[Data records for software interfaces]
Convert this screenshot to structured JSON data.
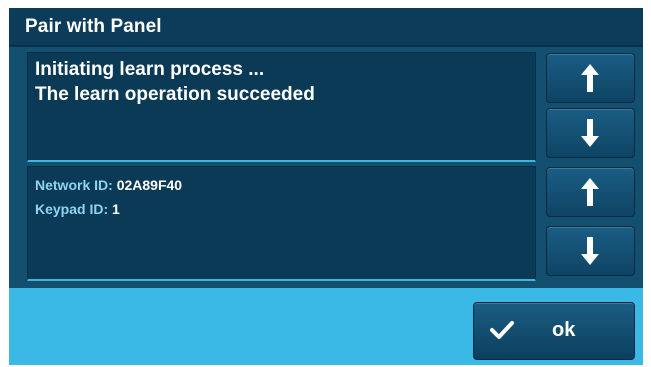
{
  "window": {
    "title": "Pair with Panel"
  },
  "messages": {
    "lines": [
      "Initiating learn process ...",
      "The learn operation succeeded"
    ]
  },
  "info": {
    "network_label": "Network ID:",
    "network_value": "02A89F40",
    "keypad_label": "Keypad ID:",
    "keypad_value": "1"
  },
  "buttons": {
    "ok_label": "ok",
    "up_icon": "arrow-up-icon",
    "down_icon": "arrow-down-icon",
    "ok_icon": "checkmark-icon"
  },
  "colors": {
    "background": "#3ab8e6",
    "title_bar": "#0c3c5a",
    "panel": "#135070",
    "box": "#0a3a56",
    "info_label": "#8fd3f0"
  }
}
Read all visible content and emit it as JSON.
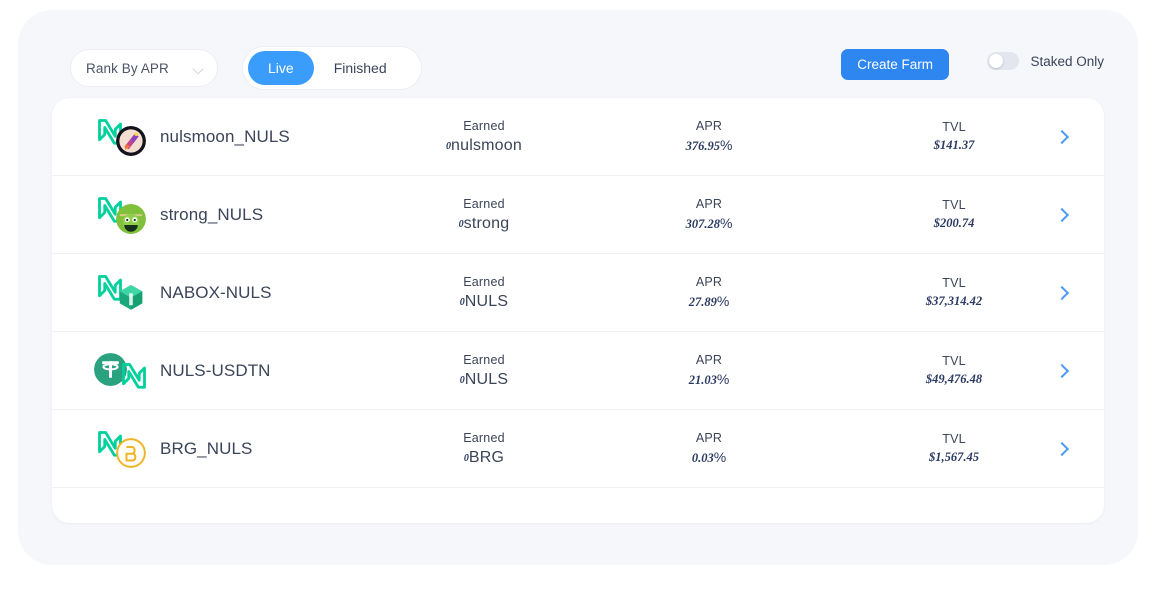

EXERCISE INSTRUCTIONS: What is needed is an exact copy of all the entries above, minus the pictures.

EXERCISE ANSWER:
Convert this screenshot to structured JSON data.
{
  "window": {
    "title": "Pair with Panel"
  },
  "messages": {
    "lines": [
      "Initiating learn process ...",
      "The learn operation succeeded"
    ]
  },
  "info": {
    "network_label": "Network ID:",
    "network_value": "02A89F40",
    "keypad_label": "Keypad ID:",
    "keypad_value": "1"
  },
  "buttons": {
    "ok_label": "ok",
    "up_icon": "arrow-up-icon",
    "down_icon": "arrow-down-icon",
    "ok_icon": "checkmark-icon"
  },
  "colors": {
    "background": "#3ab8e6",
    "title_bar": "#0c3c5a",
    "panel": "#135070",
    "box": "#0a3a56",
    "info_label": "#8fd3f0"
  }
}
Read all visible content and emit it as JSON.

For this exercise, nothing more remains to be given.